Aziza Brahim: Sahari

On the poignant album cover a girl in ballet shoes and a tutu poses against the backdrop of a refugee camp. Aziza Brahim’s enchanting desert blues are yet to come but the singer-songwriter has already riveted our attention to the story of her people. Brahim herself was born in a camp a year after her mother fled Morocco’s occupation of Western Sahara, Spain’s last colonial foothold in Africa. The 1975 invasion displaced tens of thousands, many of … More Aziza Brahim: Sahari

Lakou Mizik: HaitiaNola

Iko Iko is a much-covered song about the collision of two Mardi Gras Indian tribes. On their second album, the Haitian ensemble Lakou Mizik reworks it as Iko Kreyòl, leaving the cryptic chorus intact but applying new verses about pride in the Creole heritage that also stamped both New Orleans and their own land (video 1). It’s part of an electrifying collaboration of the acclaimed roots band with an illustrious roster of Big Easy musicians … More Lakou Mizik: HaitiaNola

Erza Muqoli

At 14, Erza Muqoli has already led an eventful life, her success framed by a dramatic family backstory. The heart of her biography is her incandescent voice, at once floating and penetrating, girlish and mature. She burst on the French music scene at age 9, singing on a TV talent show, which led to her joining Kids United, a vocal group formed in 2015 to promote UNICEF programs. In three years the ensemble released three number-one albums … More Erza Muqoli

Kaumaakonga: Taoba

The singer-musicians of Kaumaakonga are outliers because their ancestors traveled far. Their two small islands—Mungava and Mungiki, from which they derive Avaiki, the name of their Polynesian culture and language—occupy a corner of the Solomon Islands, which are predominantly Melanesian.* Centuries before Europe’s Age of Exploration, Polynesian navigators plied the vast Pacific in canoes, using a wayfinding toolbox of sun and stars, waves and … More Kaumaakonga: Taoba

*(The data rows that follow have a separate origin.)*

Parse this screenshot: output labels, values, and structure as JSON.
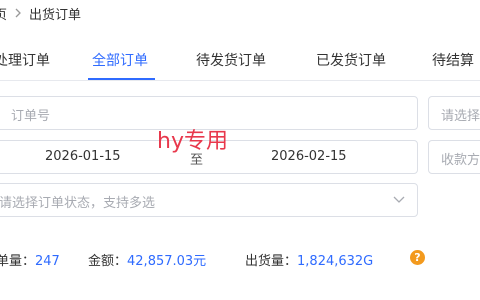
{
  "breadcrumb": {
    "home_partial": "页",
    "current": "出货订单"
  },
  "tabs": [
    {
      "label": "处理订单"
    },
    {
      "label": "全部订单"
    },
    {
      "label": "待发货订单"
    },
    {
      "label": "已发货订单"
    },
    {
      "label": "待结算"
    }
  ],
  "active_tab": "全部订单",
  "filters": {
    "order_no_placeholder": "订单号",
    "right_select_placeholder": "请选择",
    "date_start": "2026-01-15",
    "date_separator": "至",
    "date_end": "2026-02-15",
    "payment_placeholder": "收款方",
    "status_placeholder": "请选择订单状态，支持多选"
  },
  "watermark": "hy专用",
  "summary": {
    "count_label": "单量：",
    "count_value": "247",
    "amount_label": "金额：",
    "amount_value": "42,857.03元",
    "shipped_label": "出货量：",
    "shipped_value": "1,824,632G"
  },
  "colors": {
    "accent": "#2f6bff",
    "help": "#f39a1e",
    "watermark": "#e8384c"
  },
  "icons": {
    "breadcrumb_sep": "chevron-right-icon",
    "dropdown": "chevron-down-icon",
    "help": "question-circle-icon"
  }
}
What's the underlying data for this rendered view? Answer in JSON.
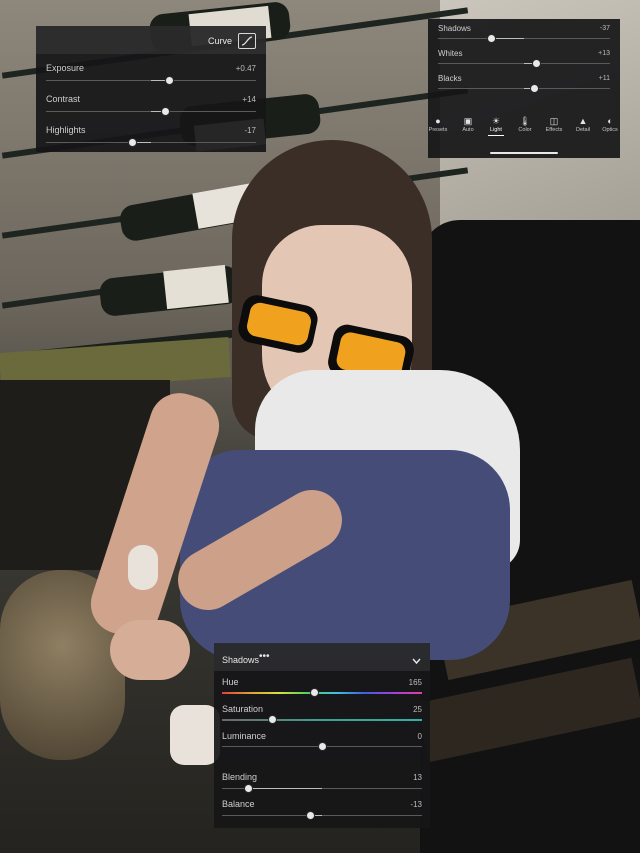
{
  "curve_panel": {
    "curve_label": "Curve",
    "sliders": [
      {
        "label": "Exposure",
        "value": "+0.47",
        "level": 0.59
      },
      {
        "label": "Contrast",
        "value": "+14",
        "level": 0.57
      },
      {
        "label": "Highlights",
        "value": "-17",
        "level": 0.41
      }
    ]
  },
  "light_panel": {
    "sliders": [
      {
        "label": "Shadows",
        "value": "-37",
        "level": 0.31
      },
      {
        "label": "Whites",
        "value": "+13",
        "level": 0.57
      },
      {
        "label": "Blacks",
        "value": "+11",
        "level": 0.56
      }
    ],
    "toolbar": [
      {
        "label": "Presets",
        "icon": "presets-icon"
      },
      {
        "label": "Auto",
        "icon": "auto-icon"
      },
      {
        "label": "Light",
        "icon": "light-icon"
      },
      {
        "label": "Color",
        "icon": "color-icon"
      },
      {
        "label": "Effects",
        "icon": "effects-icon"
      },
      {
        "label": "Detail",
        "icon": "detail-icon"
      },
      {
        "label": "Optics",
        "icon": "optics-icon"
      }
    ],
    "active_tab": "Light"
  },
  "grading_panel": {
    "title": "Shadows",
    "sliders": [
      {
        "label": "Hue",
        "value": "165",
        "level": 0.46
      },
      {
        "label": "Saturation",
        "value": "25",
        "level": 0.25
      },
      {
        "label": "Luminance",
        "value": "0",
        "level": 0.5
      },
      {
        "label": "Blending",
        "value": "13",
        "level": 0.13
      },
      {
        "label": "Balance",
        "value": "-13",
        "level": 0.44
      }
    ]
  }
}
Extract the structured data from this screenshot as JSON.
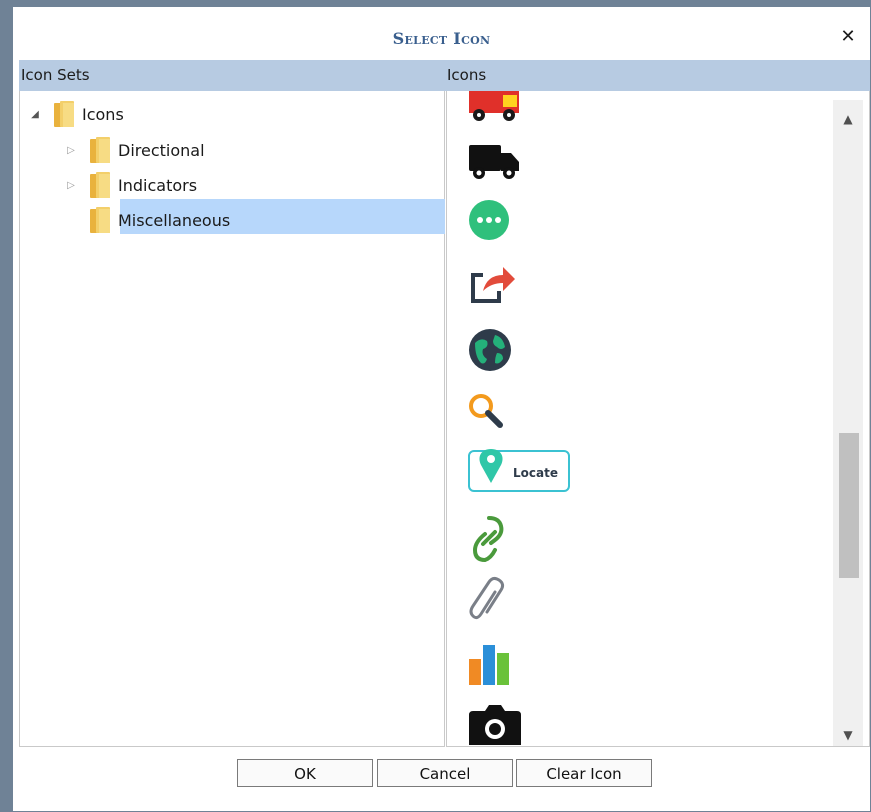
{
  "dialog": {
    "title": "Select Icon",
    "close_glyph": "✕"
  },
  "columns": {
    "left": "Icon Sets",
    "right": "Icons"
  },
  "tree": {
    "root": {
      "label": "Icons",
      "expanded": true
    },
    "children": [
      {
        "label": "Directional",
        "expanded": false
      },
      {
        "label": "Indicators",
        "expanded": false
      },
      {
        "label": "Miscellaneous",
        "selected": true
      }
    ]
  },
  "icons": [
    {
      "name": "fire-truck-icon"
    },
    {
      "name": "truck-icon"
    },
    {
      "name": "more-chat-icon"
    },
    {
      "name": "share-icon"
    },
    {
      "name": "globe-icon"
    },
    {
      "name": "search-icon"
    },
    {
      "name": "locate-icon",
      "label": "Locate"
    },
    {
      "name": "link-icon"
    },
    {
      "name": "paperclip-icon"
    },
    {
      "name": "bar-chart-icon"
    },
    {
      "name": "camera-icon"
    }
  ],
  "buttons": {
    "ok": "OK",
    "cancel": "Cancel",
    "clear": "Clear Icon"
  },
  "colors": {
    "header_bg": "#b7cbe2",
    "selection": "#b7d7fb",
    "title": "#3a5f8e"
  }
}
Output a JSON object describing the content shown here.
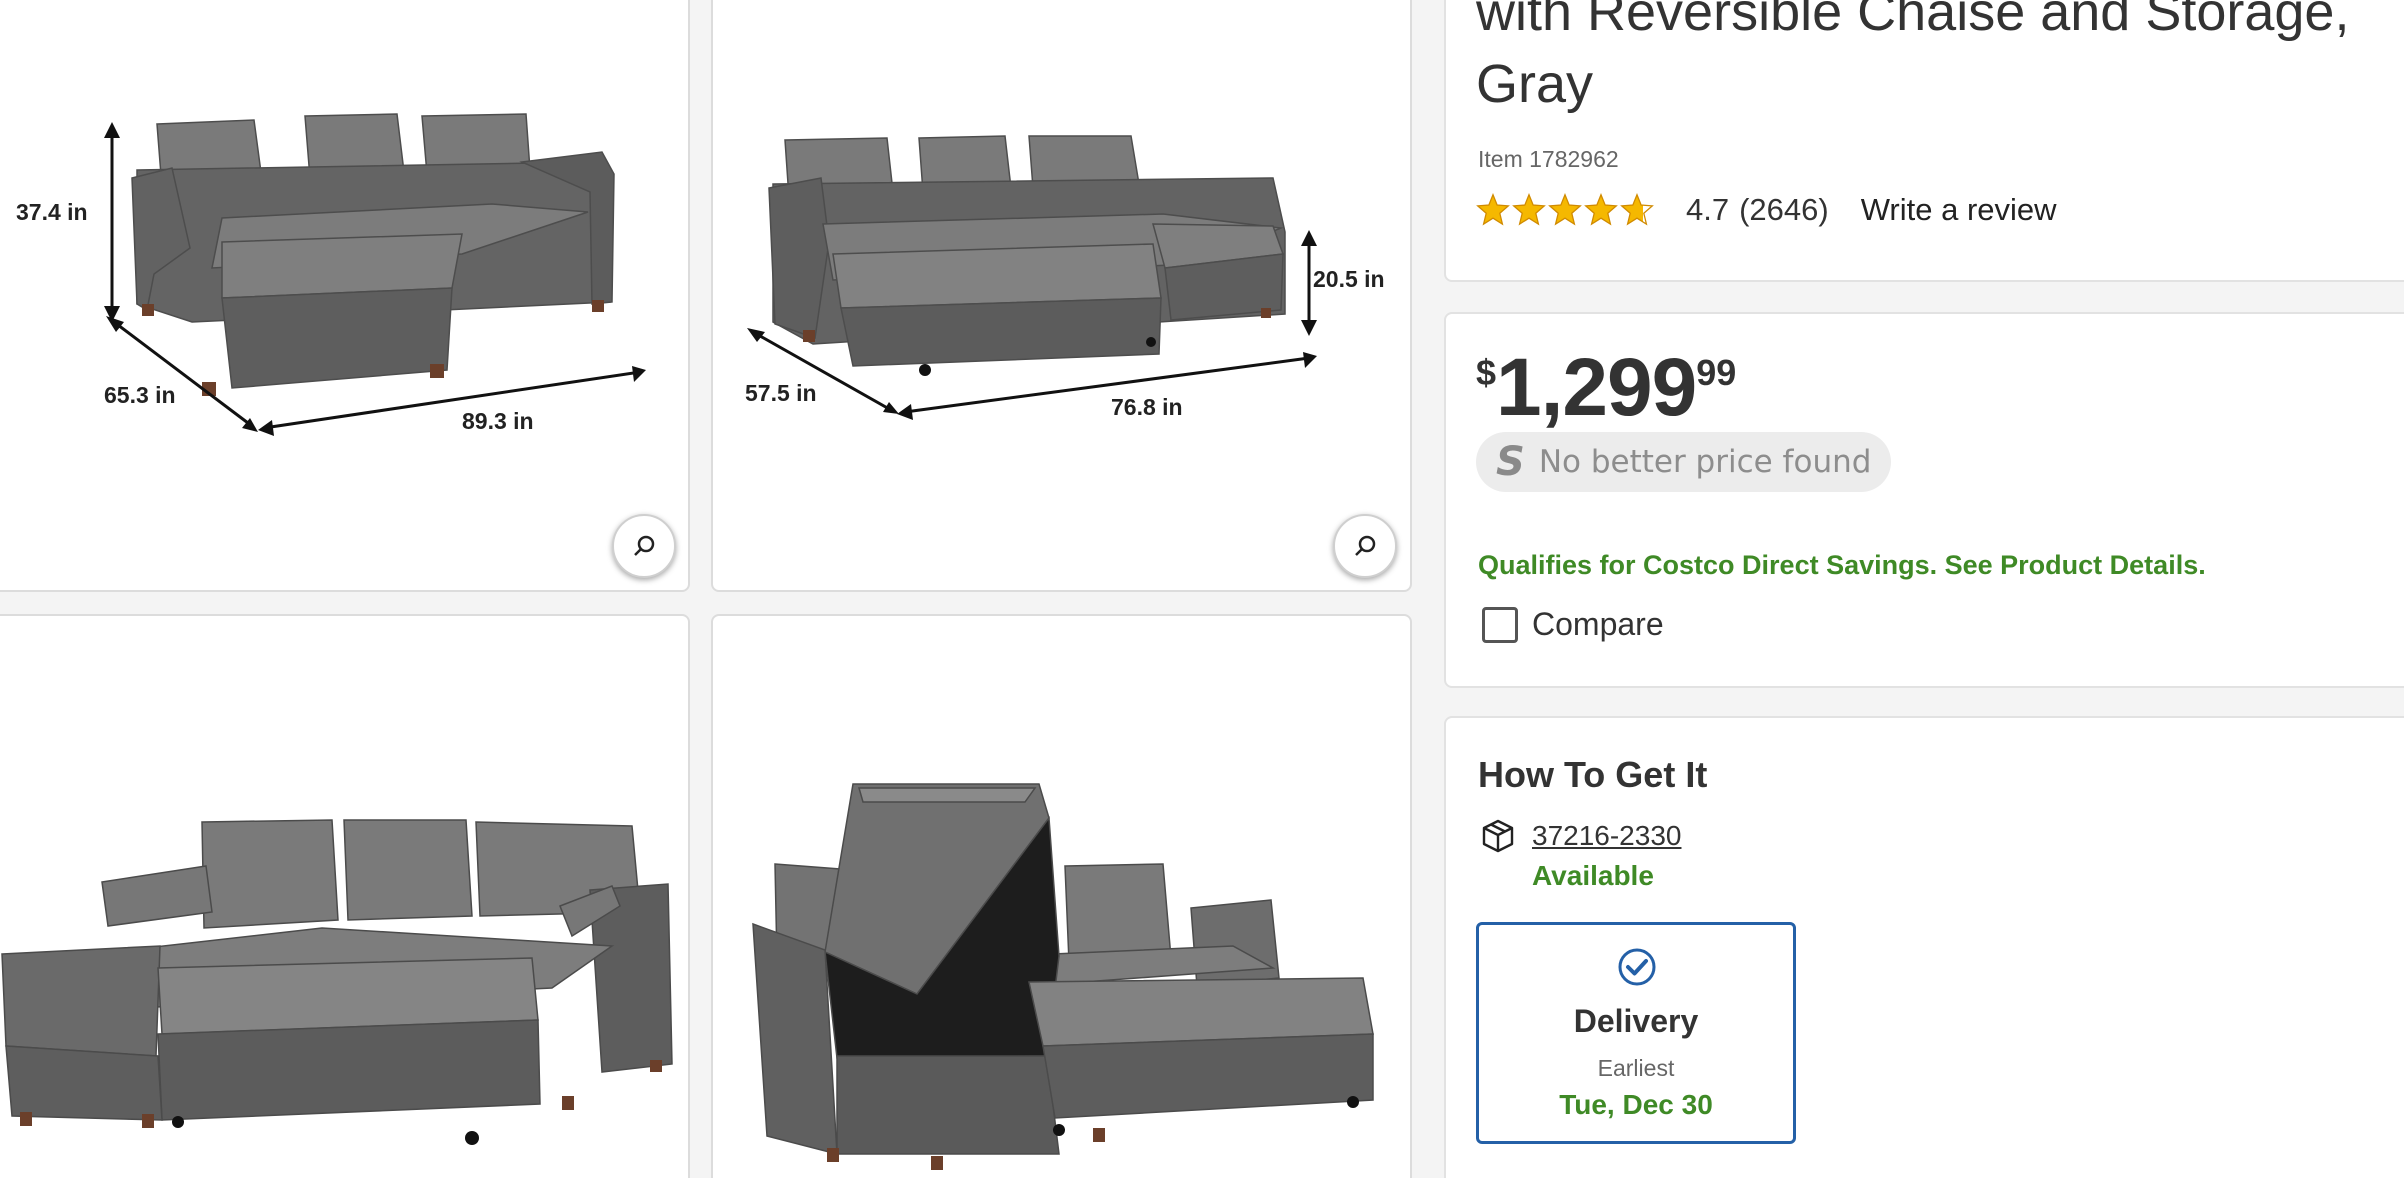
{
  "product": {
    "title": "with Reversible Chaise and Storage, Gray",
    "item_number": "Item 1782962",
    "rating": {
      "value": "4.7",
      "count": "(2646)",
      "stars_out_of_5": 4.7,
      "write_review_label": "Write a review"
    }
  },
  "pricing": {
    "currency_symbol": "$",
    "price_main": "1,299",
    "price_cents": "99",
    "no_better_price_logo": "S",
    "no_better_price_text": "No better price found",
    "savings_link": "Qualifies for Costco Direct Savings. See Product Details.",
    "compare_label": "Compare"
  },
  "fulfillment": {
    "title": "How To Get It",
    "zip_code": "37216-2330",
    "availability": "Available",
    "delivery": {
      "title": "Delivery",
      "subtitle": "Earliest",
      "date": "Tue, Dec 30"
    }
  },
  "gallery": {
    "image1": {
      "height_label": "37.4 in",
      "depth_label": "65.3 in",
      "width_label": "89.3 in"
    },
    "image2": {
      "height_label": "20.5 in",
      "depth_label": "57.5 in",
      "width_label": "76.8 in"
    }
  },
  "icons": [
    "zoom-icon",
    "star-icon",
    "package-icon",
    "checkmark-circle-icon"
  ],
  "colors": {
    "accent_green": "#3f8a26",
    "accent_blue": "#2460a7",
    "star": "#f5b800",
    "text": "#333333"
  }
}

Flor de Toloache: Indestructible

Imaginary exercise: Build an album around three quotes that express enduring truths. 1) “All you need is love;” 2) “Immigrants strengthen the fabric of American life;” 3) “A woman is like a tea bag – you never know how strong she is until you put her in hot water.” Okay, this isn’t the real origin story of Flor de Toloache’s intoxicating third album, but it does reflect how neatly and profoundly their … More Flor de Toloache: Indestructible

Jean-Marc Sauvagnargues & A Banda: Saudade

It defies neat translation, but you can feel it: Saudade, the Portuguese word at the intersection of longing, melancholy and nostalgia—with sometimes a measure of hope. When Jean-Marc Sauvagnargues and the five members of A Banda (The Band) released their 11-track bossa nova revival-renewal album a few months ago, it was an instant classic of golden age songs, nimble adaptations and elegant … More Jean-Marc Sauvagnargues & A Banda: Saudade

Roberta Sá: Giro

For better or worse the world always turns, and though the release of Roberta Sá’s Giro (Spin) predates the current global pandemic by several months, it provides a useful lens for looking back with longing and forward with hope at a universe that now seems stuck in the ice of fear, compounded by social distancing. The music reminds us that it’s a beautiful/complicated universe revolving around love—present and absent, creeping and rushing … More Roberta Sá: Giro

Kefaya + Elaha Soroor: Songs of Our Mothers

Kefaya’s 2016 debut album was a sumptuous stew of world sounds, but when Giuliano Modarelli and Al MacSween, founders of the London-based pan-cultural collective, met Afghan singer-songwriter Elaha Soroor, they discovered a radiant and particularistic voice they were happy to make the focal point of their universal ethos. Songs of Our Mothers unites Soroor’s story—of seeking equality but … More Kefaya + Elaha Soroor: Songs of Our Mothers

Coe, Peters & Smyth: The Road to Peterloo

Events buried in history can shape society long after they have faded from view. Many Britons have recently become reacquainted with a seminal chapter in their national story—the Peterloo Massacre of 1819. Notwithstanding the victory over Napoleon four years earlier, Britain faced domestic turmoil, especially in the northern industrial towns; mechanization had slashed textile workers’ … More Coe, Peters & Smyth: The Road to Peterloo

Souad Massi: Oumniya

“Government,” observed Ibn Khaldoun. “is an institution that prevents injustices, except those it commits itself.” For more than a year, peaceful demonstrators in Algeria have been challenging an entrenched, corrupt regime bent on fulfilling the definition articulated by the fourteenth-century Muslim sage. One of the most eloquent voices in support of the protests is that of Souad Massi, the Algiers-born, Paris-based artist who has spent much of her career … More Souad Massi: Oumniya